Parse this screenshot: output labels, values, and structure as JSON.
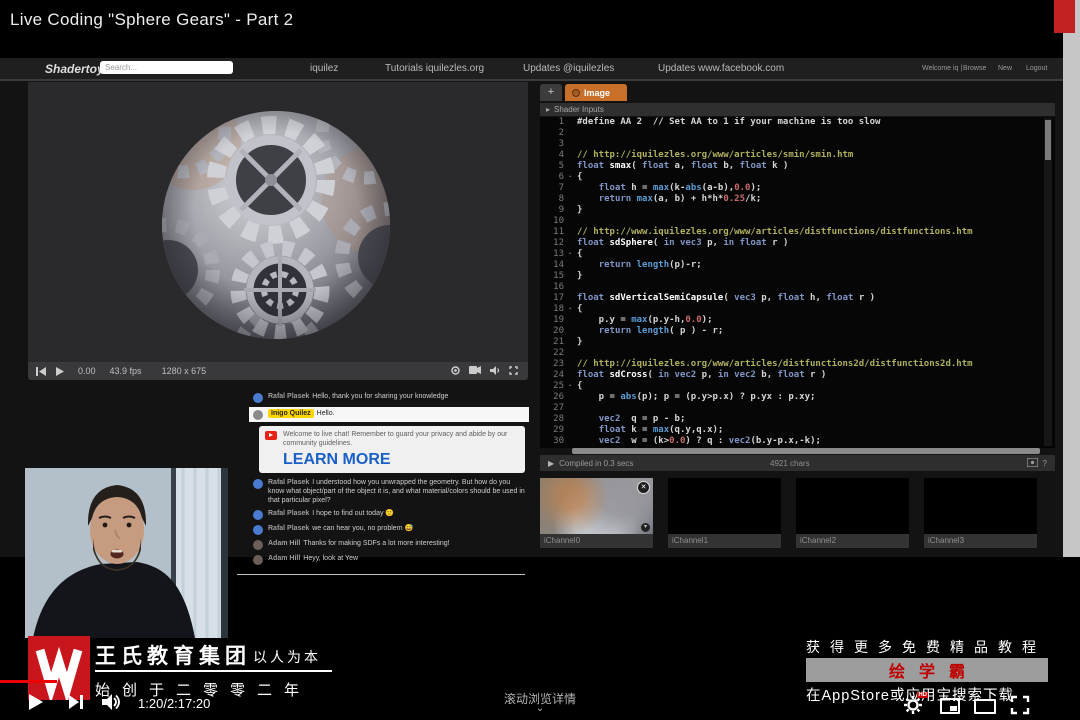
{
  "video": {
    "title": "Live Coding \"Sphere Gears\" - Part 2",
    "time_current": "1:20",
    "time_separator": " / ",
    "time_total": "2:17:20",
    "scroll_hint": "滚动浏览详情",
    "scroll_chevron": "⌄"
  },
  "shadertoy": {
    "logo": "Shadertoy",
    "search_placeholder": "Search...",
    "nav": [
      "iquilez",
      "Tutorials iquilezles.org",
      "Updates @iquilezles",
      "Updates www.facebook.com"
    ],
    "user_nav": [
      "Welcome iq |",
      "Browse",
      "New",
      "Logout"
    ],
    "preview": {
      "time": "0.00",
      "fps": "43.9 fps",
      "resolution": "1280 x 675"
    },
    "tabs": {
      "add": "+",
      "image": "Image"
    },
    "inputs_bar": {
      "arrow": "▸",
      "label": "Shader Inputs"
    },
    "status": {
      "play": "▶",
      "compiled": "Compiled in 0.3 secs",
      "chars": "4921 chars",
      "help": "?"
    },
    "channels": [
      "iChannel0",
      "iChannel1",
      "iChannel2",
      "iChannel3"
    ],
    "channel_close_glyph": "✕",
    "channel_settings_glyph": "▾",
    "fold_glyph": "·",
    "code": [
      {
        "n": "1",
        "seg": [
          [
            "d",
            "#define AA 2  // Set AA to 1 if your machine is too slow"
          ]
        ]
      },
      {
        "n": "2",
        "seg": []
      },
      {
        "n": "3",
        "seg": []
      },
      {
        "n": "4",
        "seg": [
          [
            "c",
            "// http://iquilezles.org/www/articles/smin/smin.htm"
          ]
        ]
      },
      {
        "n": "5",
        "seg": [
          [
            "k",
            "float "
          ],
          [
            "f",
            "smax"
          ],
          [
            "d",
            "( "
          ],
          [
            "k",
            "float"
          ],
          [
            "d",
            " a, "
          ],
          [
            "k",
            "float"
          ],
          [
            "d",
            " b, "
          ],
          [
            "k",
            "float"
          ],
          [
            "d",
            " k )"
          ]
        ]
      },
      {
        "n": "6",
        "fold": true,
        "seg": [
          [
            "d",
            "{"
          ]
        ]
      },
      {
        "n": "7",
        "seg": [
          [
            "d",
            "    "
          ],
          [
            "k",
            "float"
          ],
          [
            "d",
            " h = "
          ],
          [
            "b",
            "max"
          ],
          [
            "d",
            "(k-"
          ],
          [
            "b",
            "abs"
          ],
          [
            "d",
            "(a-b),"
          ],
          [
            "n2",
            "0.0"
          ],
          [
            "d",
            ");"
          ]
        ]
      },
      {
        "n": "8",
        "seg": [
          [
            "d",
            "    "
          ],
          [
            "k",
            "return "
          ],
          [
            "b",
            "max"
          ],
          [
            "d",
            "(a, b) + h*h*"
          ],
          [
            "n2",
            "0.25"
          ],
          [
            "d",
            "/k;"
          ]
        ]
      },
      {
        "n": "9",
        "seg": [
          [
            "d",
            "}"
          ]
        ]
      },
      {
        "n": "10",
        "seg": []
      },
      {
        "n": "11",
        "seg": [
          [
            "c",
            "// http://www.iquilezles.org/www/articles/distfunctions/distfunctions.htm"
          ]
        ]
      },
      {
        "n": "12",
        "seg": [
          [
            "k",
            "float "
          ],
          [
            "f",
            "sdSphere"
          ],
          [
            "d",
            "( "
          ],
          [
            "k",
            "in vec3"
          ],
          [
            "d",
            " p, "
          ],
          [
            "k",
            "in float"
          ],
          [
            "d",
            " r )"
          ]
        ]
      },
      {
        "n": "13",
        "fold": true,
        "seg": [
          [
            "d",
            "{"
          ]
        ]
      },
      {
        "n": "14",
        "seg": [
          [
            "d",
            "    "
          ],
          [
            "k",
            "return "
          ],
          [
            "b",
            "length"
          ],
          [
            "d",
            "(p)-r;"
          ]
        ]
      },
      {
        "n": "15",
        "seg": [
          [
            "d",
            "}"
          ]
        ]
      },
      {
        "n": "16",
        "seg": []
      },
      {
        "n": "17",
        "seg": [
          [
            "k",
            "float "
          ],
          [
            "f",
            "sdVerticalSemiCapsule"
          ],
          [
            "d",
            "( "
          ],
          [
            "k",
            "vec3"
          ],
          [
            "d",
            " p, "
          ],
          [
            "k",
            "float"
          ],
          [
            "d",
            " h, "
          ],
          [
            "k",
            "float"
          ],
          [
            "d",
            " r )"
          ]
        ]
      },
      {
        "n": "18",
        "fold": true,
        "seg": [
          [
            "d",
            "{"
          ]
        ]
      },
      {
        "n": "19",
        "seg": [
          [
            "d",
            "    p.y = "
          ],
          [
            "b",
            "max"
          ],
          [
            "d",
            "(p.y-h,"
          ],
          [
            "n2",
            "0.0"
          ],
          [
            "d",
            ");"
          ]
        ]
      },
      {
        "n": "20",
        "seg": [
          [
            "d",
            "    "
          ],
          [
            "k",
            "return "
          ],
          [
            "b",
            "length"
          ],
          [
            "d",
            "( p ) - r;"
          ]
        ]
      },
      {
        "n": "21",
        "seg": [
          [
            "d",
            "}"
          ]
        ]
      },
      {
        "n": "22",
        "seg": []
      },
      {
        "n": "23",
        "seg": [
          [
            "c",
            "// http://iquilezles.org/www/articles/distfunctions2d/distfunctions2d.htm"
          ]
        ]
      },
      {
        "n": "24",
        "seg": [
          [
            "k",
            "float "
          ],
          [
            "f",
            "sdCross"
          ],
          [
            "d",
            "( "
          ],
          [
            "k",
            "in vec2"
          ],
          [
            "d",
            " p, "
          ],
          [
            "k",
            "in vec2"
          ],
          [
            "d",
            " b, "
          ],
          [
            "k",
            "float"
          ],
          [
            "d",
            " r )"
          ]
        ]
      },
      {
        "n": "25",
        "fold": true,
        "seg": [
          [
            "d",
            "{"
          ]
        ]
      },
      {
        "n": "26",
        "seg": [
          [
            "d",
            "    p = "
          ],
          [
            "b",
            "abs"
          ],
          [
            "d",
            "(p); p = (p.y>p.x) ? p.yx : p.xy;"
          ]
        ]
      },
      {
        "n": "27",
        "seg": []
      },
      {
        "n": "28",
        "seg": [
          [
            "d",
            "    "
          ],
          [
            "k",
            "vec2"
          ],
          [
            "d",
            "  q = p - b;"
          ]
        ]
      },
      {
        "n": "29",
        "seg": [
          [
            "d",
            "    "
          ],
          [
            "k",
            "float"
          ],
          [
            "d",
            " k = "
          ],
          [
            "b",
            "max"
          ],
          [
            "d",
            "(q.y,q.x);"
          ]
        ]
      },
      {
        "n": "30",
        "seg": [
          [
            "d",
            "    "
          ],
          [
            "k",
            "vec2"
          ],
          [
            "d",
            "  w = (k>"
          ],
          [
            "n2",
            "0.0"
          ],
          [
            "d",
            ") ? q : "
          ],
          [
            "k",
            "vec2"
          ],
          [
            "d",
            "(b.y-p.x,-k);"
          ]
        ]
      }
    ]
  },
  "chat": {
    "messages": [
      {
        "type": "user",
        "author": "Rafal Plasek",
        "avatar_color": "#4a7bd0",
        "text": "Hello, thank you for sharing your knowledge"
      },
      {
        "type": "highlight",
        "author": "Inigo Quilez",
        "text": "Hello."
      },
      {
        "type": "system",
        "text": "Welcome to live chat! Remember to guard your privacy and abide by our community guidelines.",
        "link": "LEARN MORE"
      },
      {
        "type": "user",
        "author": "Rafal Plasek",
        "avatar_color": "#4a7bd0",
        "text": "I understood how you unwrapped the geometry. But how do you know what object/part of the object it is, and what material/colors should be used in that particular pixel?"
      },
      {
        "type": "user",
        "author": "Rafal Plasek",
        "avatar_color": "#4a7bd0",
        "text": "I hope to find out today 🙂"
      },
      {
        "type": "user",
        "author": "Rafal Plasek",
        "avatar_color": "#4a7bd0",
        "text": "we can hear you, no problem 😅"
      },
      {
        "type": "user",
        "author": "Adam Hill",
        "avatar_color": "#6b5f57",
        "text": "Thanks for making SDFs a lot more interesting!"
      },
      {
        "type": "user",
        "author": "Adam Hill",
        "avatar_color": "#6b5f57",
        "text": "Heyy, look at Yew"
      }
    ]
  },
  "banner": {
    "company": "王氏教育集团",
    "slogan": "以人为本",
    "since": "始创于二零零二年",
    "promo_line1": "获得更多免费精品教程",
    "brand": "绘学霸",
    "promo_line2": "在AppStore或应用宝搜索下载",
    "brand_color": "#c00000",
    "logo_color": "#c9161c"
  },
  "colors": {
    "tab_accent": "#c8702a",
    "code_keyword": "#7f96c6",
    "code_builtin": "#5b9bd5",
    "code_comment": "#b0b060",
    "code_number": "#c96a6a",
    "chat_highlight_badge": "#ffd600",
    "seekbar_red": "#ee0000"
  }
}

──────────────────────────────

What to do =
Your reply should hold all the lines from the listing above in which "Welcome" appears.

Answer section =
      "Welcome iq |",
        "text": "Welcome to live chat! Remember to guard your privacy and abide by our community guidelines.",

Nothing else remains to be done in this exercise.